Those goals stand in contrast to much that passes for Holocaust education in American and European society. There the attempted extermination of the Jewish people is portrayed in wholly secular terms, as an example of genocide and a warning of what can happen when totalitarian regimes are permitted to wield power. Even in Israeli schools, the Shoah is presented primarily as a lesson about the need for Jewish power, with uprisings like the Warsaw ghetto’s placed on center stage.
It is tempting to dismiss the public focus being brought to the Eichmann trial as part of such packaging, as something worthwhile but ultimately without lasting value, at least for Jews committed to the Jewish religious tradition.

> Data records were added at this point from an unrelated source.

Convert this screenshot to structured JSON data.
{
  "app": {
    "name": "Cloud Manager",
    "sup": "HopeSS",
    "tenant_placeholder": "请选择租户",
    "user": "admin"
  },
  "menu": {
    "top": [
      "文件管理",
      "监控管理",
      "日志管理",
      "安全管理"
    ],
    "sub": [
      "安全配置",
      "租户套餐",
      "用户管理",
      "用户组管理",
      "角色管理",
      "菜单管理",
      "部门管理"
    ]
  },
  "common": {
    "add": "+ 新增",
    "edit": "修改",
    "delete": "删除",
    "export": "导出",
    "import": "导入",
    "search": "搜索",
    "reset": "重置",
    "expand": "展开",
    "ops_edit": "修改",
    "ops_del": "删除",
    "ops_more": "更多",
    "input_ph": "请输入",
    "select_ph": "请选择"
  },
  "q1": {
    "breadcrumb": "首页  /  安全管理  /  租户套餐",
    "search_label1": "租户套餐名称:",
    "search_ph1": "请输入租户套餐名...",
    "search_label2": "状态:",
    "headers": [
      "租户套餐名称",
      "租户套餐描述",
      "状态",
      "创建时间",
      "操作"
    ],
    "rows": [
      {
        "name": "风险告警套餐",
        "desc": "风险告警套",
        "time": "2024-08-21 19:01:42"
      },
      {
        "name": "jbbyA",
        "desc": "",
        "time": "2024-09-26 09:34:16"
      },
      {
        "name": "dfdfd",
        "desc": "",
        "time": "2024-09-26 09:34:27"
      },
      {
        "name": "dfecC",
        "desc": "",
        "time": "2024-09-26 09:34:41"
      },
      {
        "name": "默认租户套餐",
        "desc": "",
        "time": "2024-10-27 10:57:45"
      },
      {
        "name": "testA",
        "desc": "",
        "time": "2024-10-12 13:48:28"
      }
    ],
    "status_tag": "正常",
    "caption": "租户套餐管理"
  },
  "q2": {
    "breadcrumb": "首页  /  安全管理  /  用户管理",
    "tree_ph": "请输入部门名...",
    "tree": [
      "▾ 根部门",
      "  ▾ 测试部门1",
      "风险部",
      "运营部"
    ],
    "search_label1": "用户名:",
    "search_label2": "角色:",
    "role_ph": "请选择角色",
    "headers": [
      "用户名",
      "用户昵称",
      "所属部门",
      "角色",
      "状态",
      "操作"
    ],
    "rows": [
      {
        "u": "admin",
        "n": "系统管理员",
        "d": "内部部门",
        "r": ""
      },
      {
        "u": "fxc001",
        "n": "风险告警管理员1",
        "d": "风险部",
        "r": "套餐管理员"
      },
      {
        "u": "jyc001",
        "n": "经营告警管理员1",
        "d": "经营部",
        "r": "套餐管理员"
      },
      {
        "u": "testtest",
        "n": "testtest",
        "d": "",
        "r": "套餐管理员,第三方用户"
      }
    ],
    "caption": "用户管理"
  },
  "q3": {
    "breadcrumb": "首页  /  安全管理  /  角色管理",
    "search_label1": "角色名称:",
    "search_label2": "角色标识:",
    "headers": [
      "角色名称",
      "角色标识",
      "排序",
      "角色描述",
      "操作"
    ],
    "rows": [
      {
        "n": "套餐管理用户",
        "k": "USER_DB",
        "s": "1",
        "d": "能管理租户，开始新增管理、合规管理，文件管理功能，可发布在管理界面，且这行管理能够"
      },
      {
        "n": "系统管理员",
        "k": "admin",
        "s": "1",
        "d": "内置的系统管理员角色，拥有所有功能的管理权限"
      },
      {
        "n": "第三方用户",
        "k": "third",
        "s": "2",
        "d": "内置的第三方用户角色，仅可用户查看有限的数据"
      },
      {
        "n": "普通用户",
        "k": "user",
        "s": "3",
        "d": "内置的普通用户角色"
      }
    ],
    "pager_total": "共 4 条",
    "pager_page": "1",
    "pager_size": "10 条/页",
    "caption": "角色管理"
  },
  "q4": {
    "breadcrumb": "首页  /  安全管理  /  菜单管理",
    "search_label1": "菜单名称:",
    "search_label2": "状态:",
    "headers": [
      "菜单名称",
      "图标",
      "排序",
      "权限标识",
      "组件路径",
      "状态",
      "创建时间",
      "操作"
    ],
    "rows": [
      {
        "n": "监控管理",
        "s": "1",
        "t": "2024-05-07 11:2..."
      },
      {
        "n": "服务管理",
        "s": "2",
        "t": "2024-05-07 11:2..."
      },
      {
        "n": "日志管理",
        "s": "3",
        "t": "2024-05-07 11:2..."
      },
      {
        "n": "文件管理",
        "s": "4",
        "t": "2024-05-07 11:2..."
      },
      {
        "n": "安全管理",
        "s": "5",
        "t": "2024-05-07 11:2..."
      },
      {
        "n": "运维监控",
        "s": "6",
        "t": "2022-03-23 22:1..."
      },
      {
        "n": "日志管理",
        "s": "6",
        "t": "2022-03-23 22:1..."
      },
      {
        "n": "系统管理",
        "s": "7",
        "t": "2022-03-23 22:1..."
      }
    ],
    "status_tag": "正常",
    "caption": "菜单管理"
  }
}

But the reminder—or revelation, as it surely is for countless Jews who weren’t at least teenagers in 1961—of the trial and the details it revealed of the Third Reich’s killing machine, might prove a stimulus for some Jews distant from their heritage to consider what being a Jews really means.
At first thought, persecution and victimhood seem unlikely spurs to faith. Confronting the impunity with which Jewish blood has been spilled would not be expected to invigorate a sleeping sense of pride in the Jewish spiritual heritage.

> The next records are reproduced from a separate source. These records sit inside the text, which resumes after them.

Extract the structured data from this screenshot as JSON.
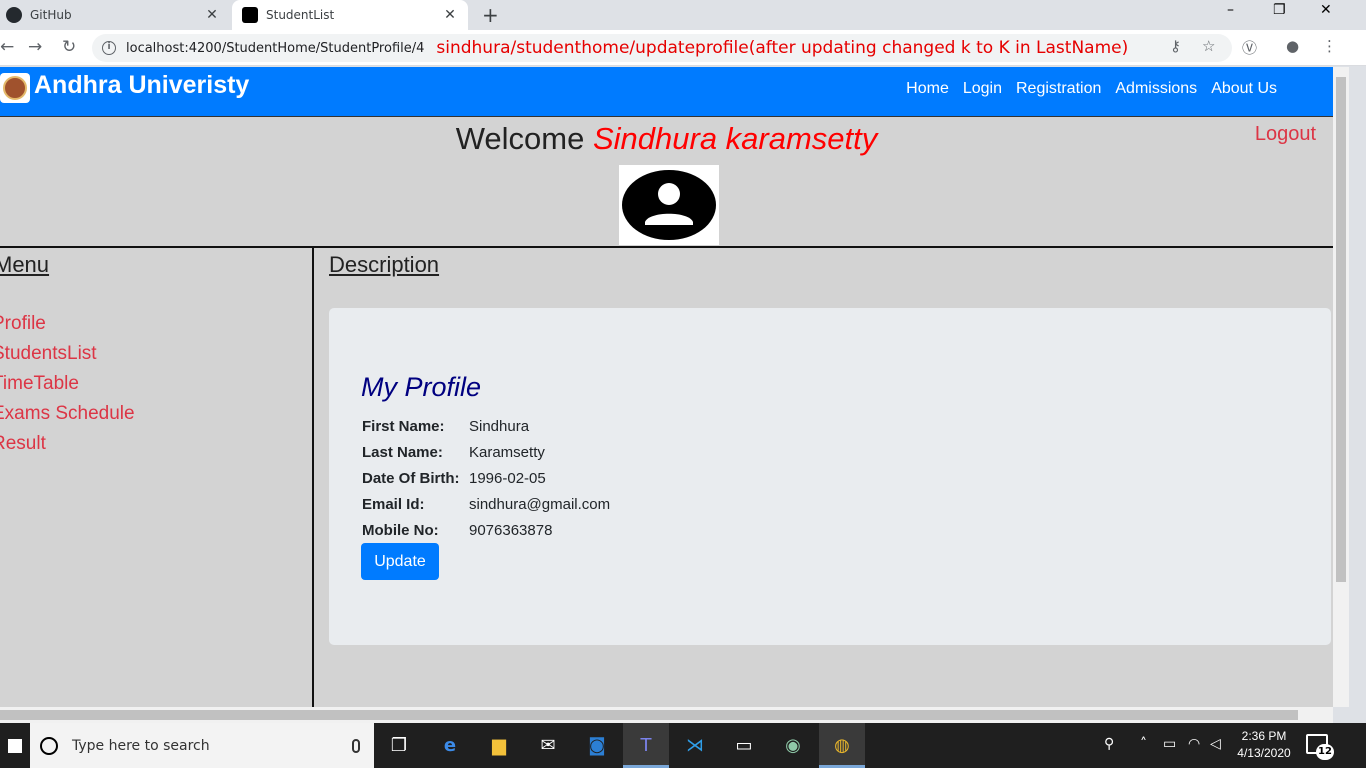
{
  "browser": {
    "tabs": [
      {
        "title": "GitHub",
        "active": false
      },
      {
        "title": "StudentList",
        "active": true
      }
    ],
    "new_tab_label": "+",
    "close_label": "✕",
    "url": "localhost:4200/StudentHome/StudentProfile/4",
    "annotation": "sindhura/studenthome/updateprofile(after updating changed k to K in LastName)",
    "window_controls": [
      "–",
      "❐",
      "✕"
    ]
  },
  "navbar": {
    "brand": "Andhra Univeristy",
    "links": [
      "Home",
      "Login",
      "Registration",
      "Admissions",
      "About Us"
    ]
  },
  "header": {
    "welcome_prefix": "Welcome",
    "user_name": "Sindhura karamsetty",
    "logout_label": "Logout"
  },
  "menu": {
    "title": "Menu",
    "items": [
      "Profile",
      "StudentsList",
      "TimeTable",
      "Exams Schedule",
      "Result"
    ]
  },
  "description": {
    "title": "Description",
    "card_title": "My Profile",
    "fields": [
      {
        "label": "First Name:",
        "value": "Sindhura"
      },
      {
        "label": "Last Name:",
        "value": "Karamsetty"
      },
      {
        "label": "Date Of Birth:",
        "value": "1996-02-05"
      },
      {
        "label": "Email Id:",
        "value": "sindhura@gmail.com"
      },
      {
        "label": "Mobile No:",
        "value": "9076363878"
      }
    ],
    "update_label": "Update"
  },
  "taskbar": {
    "search_placeholder": "Type here to search",
    "time": "2:36 PM",
    "date": "4/13/2020",
    "notification_count": "12"
  }
}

But it is undeniable that the sense of Jewish uniqueness whose highest expression is a vibrant, joyful Jewish life can germinate with thoughts of the senseless and vicious hatred of Jews history has seen (and contemporary times continue to see).
Indeed, Jewish glory and calamity have long comprised a two-sided coin. Literally, in fact, as in the coin the Midrash teaches was minted by Mordechai, with a golden crown on one of its sides and sackcloth and ashes on the other. And soon enough we will all be gazing, in the glow of an ethereal Jewish moment, at a plate holding both matzoh and maror.
In 1961, as aware as the world was of the Eichmann trial, no one could have imagined that fifty years later a mere touch of a piece of plastic reminiscent of a mouse, indeed what the word “mouse” would bring to mind before a furry rodent, could conjure a literal vision of events that transpired that year in an Israeli courtroom—and, in turn, mind’s eye images of horrific events two decades earlier.
But it can. And it will, to innumerable young Jews whose window to the world, for better or worse (or both) is a screen taking its orders from the artificial rodent.
Many may just move on from the video of the trial. But some of those who linger, or find themselves transfixed, might just come to feel the brunt of the fact that “in each and every generation,” as we’ll say at the Seder, “they stand over us to destroy us.” And from there begin to ponder the specialness of Klal Yisrael.